In the Easter holidays, we headed to Cambridge to visit the Sedgwick Museum of Earth Sciences and it was fantastic!
The Sedgwick Museum of Earth Sciences
We picked the Sedgwick Museum of Earth Sciences for today because they advertised a children’s dinosaur egg event. Turns out I should have read the small print a little better though! They don’t actually have any dinosaur eggs there. The activity was to make your own out of paper plates.
I shouldn’t start on a negative note, though because the Sedgwick Museum is actually incredible! We stepped through an archway, away from a busy road and found ourselves in a quiet courtyard surrounded by imposing university buildings. To our left, we spotted a dinosaur sculpture and stone steps guarded by carved bears, and we knew we were in the right place.
Within seconds of stepping through the door, David and I had looked at one another and agreed that this place was awesome! As you go in you are greeted by Iggy, an enormous Iguanodon, on your left and Stan, a Tyrannosaurus rex, on your right.
The Sedgwick Museum provides some fantastic resources to guide children around the museum. I didn’t try to engage Ted. They were aimed at older kids, but I did pick some up to look at later. There are also a few little things around for them to do, particularly in the newer section off to the right where they also had the egg craft activity running. To be honest, though, Ted was happy enough running around from exhibit to exhibit with an equally excited Dad in tow.
Ted (age 3) liked the dinosaurs, the interactive displays and the fossils. Ted did not like some of the drier display cases and leaving. May (age 11 months) liked dragging her mum the length of the museum. May did not like being told not to bang on the glass.
The Sedgwick Museum versus The Natural History Museum
The most amazing thing to us was that it was the Easter holidays and the museum was running an event, but it certainly didn’t feel crowded. I love the Natural History Museum, but the dinosaur gallery is ALWAYS too crowded. You end up being swept through by the sheer quantity of people (mostly disinterested school children). None of that at the Sedgwick Museum! We were by no means the only families there, but we were able to move back and forth at our own pace.
The other thing the Sedgwick Museum has over the NHM dinosaur gallery is the sheer number of fossils on display. The NHM has big stuff and the fancy interactive exhibits, but for me the small things are fascinating. If I hadn’t been being dragged around by a nearly walking 11-month-old intent on using her new shoes to get up and down the stairs, I would have been studying the displays of fossil footprints.

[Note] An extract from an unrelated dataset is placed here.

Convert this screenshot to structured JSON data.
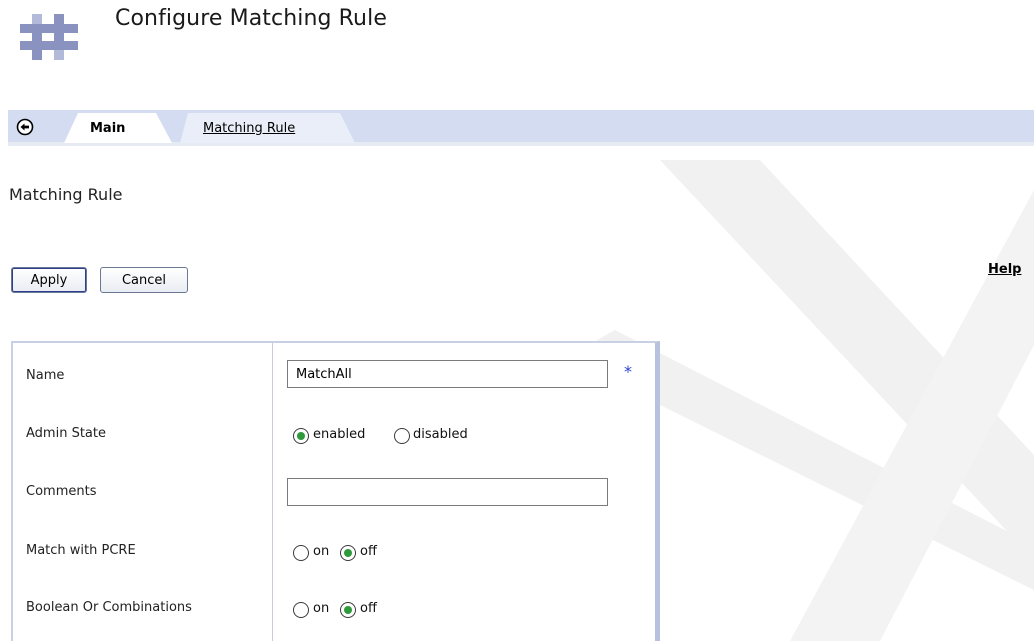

I realise that’s pretty niche, trust me there’s loads of cool stuff.
Check opening times before you go. It’s a small museum so it has limited opening times.
Our only regret about the day is that we didn’t leave enough time. The Sedgwick Museum closes for lunch at 1 pm, and so we only had 45 minutes to take it all in. We just about extracted the 3-year-old without a tantrum (it was touch and go). We decided to quit while we were ahead and we didn’t return when it reopened at 2 pm. It’s a small museum. We did see everything, but I could happily have spent more time there.
The Sedgwick Museum is on Downing Street, right in the centre of Cambridge. It’s straightforward to get to if you are visiting or staying in Cambridge. It is one of several University museums on the street.
You could undoubtedly combine a visit to the Sedgwick Museum with a visit to the other museums on Downing Street. The Museum of Zoology and the Museum of Archaeology and Anthropology are both excellent too.
The Sedgwick Museum is completely FREE!
What are your favourite small museums? Do you have any tips for things to do in Cambridge?